- Dry cleaning products
- Body products – lotions, shampoo, shaving cream, ect. – Use only chemical-free, natural products
- Cosmetics – Use chemical free, natural products
- Deodorants – These chemicals are placed right next to the lymph node and the breasts
- Unpurified water – The large amounts of hormones being used in the other listed sources, medications, etc. have leached into our water supply.
- DRINK ONLY FILTERED WATER, preferable water from a reverse osmosis filter. Most filters cannot filter these small substances, check to see if yours can.
Phyto-estrogens (plant-based) differ greatly in habit from Xeno-estrogens. These estrogenic substances are not as strong nor last as long in the body as xeno-estrogens or estrogen. They cannot compete for the cell receptor sites if they are already filled with estrogen or xeno-estrogen. Therefore, although they can effect the estrogen levels in the body it is only if the receptor sites are not filled with other estrogen.
Commonly sited phytoestrogenic plants:
Black cohosh, Chaste berry, Dang gui, Licorice, Red Raspberry leaf Red clover, Saw-palmetto berries, Wild Yam, Soy, and possibly Rhodiola.

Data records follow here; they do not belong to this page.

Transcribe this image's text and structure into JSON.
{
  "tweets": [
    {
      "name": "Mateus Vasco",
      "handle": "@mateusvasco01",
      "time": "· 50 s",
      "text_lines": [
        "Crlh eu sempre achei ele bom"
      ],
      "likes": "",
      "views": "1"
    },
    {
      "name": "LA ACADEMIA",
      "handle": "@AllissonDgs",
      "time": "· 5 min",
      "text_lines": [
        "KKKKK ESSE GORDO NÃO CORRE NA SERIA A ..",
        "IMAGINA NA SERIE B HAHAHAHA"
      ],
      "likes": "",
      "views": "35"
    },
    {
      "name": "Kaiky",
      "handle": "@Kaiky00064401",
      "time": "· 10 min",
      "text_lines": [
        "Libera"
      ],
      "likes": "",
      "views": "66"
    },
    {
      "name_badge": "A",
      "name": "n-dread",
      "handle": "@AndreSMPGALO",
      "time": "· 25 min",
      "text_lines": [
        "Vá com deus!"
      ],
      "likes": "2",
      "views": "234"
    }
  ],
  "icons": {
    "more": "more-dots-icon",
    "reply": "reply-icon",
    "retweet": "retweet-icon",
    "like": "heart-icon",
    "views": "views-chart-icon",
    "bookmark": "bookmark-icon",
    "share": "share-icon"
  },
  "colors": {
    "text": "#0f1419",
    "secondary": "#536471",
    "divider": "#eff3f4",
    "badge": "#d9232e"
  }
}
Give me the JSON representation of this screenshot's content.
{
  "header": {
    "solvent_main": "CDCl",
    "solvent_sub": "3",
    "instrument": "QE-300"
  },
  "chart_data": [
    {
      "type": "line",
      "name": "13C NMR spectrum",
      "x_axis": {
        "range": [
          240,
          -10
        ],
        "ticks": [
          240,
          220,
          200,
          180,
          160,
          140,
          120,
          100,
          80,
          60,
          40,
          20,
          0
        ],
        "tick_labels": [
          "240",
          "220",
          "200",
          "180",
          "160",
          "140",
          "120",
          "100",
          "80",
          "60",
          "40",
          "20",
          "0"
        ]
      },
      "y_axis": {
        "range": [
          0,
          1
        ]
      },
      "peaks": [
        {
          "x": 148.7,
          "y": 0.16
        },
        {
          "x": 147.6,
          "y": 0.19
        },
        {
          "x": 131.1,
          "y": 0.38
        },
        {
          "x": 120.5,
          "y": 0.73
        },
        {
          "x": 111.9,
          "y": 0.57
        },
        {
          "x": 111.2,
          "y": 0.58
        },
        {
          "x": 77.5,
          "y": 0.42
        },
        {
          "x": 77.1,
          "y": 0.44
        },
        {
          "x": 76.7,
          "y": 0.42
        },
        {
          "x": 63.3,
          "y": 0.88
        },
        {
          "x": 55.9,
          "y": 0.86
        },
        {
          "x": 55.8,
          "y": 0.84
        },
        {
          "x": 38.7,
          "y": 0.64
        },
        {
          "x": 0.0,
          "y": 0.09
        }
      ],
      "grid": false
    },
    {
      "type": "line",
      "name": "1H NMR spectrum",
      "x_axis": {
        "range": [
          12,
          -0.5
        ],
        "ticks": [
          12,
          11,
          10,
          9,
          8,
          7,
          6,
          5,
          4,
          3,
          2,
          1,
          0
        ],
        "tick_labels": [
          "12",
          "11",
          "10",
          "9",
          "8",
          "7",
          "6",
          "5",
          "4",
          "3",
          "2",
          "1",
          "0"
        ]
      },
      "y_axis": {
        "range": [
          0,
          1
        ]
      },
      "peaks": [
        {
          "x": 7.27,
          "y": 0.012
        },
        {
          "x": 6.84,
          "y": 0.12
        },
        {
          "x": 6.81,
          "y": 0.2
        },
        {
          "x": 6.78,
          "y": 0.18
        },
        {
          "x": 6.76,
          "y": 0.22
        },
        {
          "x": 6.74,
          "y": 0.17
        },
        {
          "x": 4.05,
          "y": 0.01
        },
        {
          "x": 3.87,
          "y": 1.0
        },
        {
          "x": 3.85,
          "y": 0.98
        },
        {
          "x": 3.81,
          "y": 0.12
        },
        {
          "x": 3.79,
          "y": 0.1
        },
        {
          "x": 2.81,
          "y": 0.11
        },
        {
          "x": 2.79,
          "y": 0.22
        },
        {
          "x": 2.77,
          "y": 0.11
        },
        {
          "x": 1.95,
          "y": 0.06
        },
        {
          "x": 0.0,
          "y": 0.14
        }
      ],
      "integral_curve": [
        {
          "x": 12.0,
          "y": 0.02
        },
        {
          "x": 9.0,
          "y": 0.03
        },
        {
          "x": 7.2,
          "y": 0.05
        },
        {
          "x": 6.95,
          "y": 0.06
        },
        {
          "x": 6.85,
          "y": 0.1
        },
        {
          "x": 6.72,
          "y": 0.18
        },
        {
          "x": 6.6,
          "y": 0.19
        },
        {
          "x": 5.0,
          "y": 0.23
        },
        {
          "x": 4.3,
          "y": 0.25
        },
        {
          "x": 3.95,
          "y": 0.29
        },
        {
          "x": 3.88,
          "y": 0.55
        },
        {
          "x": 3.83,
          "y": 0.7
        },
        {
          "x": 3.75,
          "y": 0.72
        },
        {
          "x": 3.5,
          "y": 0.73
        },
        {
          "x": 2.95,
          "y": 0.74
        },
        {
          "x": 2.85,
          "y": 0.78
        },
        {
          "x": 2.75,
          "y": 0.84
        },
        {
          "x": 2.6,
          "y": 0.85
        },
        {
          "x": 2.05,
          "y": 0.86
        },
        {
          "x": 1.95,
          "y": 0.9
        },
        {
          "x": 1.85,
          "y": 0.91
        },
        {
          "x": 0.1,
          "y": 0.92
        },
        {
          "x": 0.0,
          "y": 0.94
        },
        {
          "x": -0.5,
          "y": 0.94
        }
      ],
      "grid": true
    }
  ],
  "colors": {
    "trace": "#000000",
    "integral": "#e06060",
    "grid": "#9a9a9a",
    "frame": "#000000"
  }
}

Mycoestrogens (fungi) are commonly found in stored grain. They can come from fungi growing on the grain as it grows, or after harvest during storage.
The awareness of estrogen exposure is the first place we start in discussing the prevention of breast cancer. In part 2 and 3 we will discuss how Chinese medicine views breast disease and uses acupuncture herbs, supplements, and lifestyle chances to aid the body in staying healthy. Having awareness about breast disease or health does not need to be scary, awareness can be very empowering. If you are intersted in Part 2 and 3 of this article please refer to our webpage: www.middlewaymedicine.com, under specialties: Gynecology, in the next few months for the rest of the article.